Third, linked to the above, the operational tools and instruments for conflict prevention have been neglected and are not fit for purpose. International law has failed to prevent or hold to account the use of chemical weapons. Foreign policy, despite strong ambitions, has struggled to protect civilians from mass atrocities. The current war in Ukraine exemplifies the difficulties in ‘applying the brake’. In 2014, reports by Amnesty International and Human Rights Watch about the Ukrainian armed forces committing war crimes did not trigger public condemnation by European leaders. The near-unanimous support for economic sanctions is compelling in response to the current crisis, but the evidence overall that sanctions achieve their intended outcomes remains weak. They tend to ratchet up, rather than de-escalate, the conflict dynamics. Zooming out, it is unsurprising that “more violent conflicts are starting than are ending” in recent years.
Meeting the Moment
Making conflict prevention more effective is a tall order. Nevertheless, in understanding the challenges we can begin to identify possible ways forward.
First, we need to deepen the evidence base for conflict prevention to capture the perspectives of practitioner experts whose insights have largely been neglected and may make the business case for building peace more impactful. States must be confronted with the long-term effects of engaging in violent conflict.

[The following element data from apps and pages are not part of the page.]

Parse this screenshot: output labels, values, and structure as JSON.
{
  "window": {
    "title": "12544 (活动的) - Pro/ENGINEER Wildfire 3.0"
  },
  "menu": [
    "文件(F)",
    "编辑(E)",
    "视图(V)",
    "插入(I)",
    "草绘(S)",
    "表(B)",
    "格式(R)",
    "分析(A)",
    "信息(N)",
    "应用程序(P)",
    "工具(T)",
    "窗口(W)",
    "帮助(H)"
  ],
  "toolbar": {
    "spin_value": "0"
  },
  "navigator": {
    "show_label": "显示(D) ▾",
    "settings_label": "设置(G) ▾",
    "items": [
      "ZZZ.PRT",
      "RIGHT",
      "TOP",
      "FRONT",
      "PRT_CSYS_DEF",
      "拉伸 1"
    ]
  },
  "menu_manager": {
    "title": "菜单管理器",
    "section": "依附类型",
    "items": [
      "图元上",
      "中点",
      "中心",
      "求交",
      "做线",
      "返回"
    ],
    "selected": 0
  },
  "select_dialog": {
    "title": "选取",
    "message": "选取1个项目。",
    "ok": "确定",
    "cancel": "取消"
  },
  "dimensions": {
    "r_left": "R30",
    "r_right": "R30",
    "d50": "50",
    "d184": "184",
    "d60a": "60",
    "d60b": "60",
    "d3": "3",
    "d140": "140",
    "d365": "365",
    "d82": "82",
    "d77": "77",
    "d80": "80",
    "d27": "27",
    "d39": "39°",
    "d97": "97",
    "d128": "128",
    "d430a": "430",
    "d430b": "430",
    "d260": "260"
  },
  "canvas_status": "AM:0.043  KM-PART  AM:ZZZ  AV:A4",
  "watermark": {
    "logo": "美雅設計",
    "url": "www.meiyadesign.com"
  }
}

Second, organizations and networks that seek to prevent conflict cannot wait for a levelling out of global power. The system of global order remains in flux. Our era is clearly one of great power competition on top of continued state fragility. Organizations and networks must take this new complexity into consideration and find ways to adapt. The emerging uptake in multitrack diplomacy by a diverse range of governmental and nongovernmental actors is an instructive example.
Last, much has been learnt at the policy and practitioner levels over the last three decades in preventing conflict in fragile states that has significant potential but requires implementation. For instance, the Global Fragility Act (GFA) requires all parts of the United States government to coordinate strategies to prevent violence and extremism and to focus foreign assistance on averting conflict in fragile countries. The act also dedicates $1.15bn over the next five years for conflict prevention and peacebuilding in at-risk nations and simultaneously seeks to leverage and coordinate public and private funds in that effort.
Overall, the proposed ways forward and the forward-leaning examples above all recognize the need to prioritize prevention, learn from practice, and encourage fresh thinking.
Image credit: Humphrey Muleba, Unsplash.